● Aim of the exercise:
Search the records for the string "test" and return each line that has it.

(Beginning of Entries shown)

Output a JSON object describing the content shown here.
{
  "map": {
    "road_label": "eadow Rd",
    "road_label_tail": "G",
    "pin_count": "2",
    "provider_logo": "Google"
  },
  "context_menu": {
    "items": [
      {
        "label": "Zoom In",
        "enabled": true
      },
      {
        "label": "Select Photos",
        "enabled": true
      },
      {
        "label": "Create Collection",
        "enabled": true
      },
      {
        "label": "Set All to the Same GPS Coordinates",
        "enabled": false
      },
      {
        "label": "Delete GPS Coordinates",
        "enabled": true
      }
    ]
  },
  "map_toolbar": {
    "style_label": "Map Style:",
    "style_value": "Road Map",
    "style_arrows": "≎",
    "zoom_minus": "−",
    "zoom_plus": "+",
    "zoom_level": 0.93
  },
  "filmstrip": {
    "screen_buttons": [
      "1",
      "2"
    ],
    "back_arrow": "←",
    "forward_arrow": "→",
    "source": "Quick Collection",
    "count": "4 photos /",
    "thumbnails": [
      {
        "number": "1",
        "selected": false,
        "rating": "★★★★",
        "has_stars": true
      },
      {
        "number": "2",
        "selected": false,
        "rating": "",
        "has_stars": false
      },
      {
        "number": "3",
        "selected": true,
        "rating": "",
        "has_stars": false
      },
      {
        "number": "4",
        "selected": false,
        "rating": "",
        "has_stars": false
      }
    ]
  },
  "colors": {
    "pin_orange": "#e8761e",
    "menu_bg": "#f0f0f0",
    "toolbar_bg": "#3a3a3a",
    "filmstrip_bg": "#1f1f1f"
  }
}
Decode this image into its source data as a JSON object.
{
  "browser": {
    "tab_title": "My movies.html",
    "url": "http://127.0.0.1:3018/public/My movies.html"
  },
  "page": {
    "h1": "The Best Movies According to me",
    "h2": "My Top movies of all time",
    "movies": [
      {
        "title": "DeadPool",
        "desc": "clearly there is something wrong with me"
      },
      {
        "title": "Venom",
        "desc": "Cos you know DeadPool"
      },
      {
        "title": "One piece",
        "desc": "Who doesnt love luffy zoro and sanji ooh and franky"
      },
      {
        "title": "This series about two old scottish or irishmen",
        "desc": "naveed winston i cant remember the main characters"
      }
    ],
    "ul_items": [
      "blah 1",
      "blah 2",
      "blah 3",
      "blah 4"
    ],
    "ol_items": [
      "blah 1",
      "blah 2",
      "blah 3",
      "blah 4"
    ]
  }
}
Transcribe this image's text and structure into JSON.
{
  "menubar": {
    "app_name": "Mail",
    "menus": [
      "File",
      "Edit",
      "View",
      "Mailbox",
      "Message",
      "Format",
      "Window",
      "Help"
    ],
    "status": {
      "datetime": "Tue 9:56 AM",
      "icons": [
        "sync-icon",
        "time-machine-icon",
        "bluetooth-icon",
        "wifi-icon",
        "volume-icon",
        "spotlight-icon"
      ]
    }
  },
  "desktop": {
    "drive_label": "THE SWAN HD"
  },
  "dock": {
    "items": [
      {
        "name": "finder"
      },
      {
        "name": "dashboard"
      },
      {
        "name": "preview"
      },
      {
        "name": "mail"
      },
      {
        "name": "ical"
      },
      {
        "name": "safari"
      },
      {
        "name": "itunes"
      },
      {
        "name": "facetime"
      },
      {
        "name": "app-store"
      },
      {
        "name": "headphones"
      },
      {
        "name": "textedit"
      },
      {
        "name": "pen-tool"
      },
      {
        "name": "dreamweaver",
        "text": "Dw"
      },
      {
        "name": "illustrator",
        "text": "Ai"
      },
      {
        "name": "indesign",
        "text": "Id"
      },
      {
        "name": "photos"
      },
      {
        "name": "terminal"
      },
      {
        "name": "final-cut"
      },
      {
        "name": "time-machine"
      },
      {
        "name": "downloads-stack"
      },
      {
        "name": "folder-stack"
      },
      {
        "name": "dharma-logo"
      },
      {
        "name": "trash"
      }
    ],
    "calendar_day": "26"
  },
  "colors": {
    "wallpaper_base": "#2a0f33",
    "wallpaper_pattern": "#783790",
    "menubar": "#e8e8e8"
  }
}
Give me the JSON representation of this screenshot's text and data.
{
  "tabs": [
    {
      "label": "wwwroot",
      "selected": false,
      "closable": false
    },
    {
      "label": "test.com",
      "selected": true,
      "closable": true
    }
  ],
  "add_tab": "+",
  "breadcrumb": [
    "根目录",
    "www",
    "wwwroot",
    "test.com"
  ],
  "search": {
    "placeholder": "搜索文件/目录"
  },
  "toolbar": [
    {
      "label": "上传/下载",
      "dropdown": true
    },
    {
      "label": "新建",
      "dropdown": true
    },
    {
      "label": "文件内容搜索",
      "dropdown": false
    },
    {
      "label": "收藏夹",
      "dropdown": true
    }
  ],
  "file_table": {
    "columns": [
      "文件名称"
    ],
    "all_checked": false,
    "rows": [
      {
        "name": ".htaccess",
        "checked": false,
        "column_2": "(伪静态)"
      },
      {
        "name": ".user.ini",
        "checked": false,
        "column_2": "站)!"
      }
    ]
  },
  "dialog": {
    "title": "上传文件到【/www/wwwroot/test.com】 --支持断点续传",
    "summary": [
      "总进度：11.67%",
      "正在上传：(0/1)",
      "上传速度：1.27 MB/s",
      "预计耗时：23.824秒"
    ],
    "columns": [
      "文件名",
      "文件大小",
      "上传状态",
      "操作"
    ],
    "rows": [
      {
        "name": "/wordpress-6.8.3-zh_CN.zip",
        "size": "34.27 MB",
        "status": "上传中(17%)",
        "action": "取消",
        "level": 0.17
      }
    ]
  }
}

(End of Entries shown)

● Answer for this exercise:
      "label": "test.com",
    "test.com"
    "title": "上传文件到【/www/wwwroot/test.com】 --支持断点续传",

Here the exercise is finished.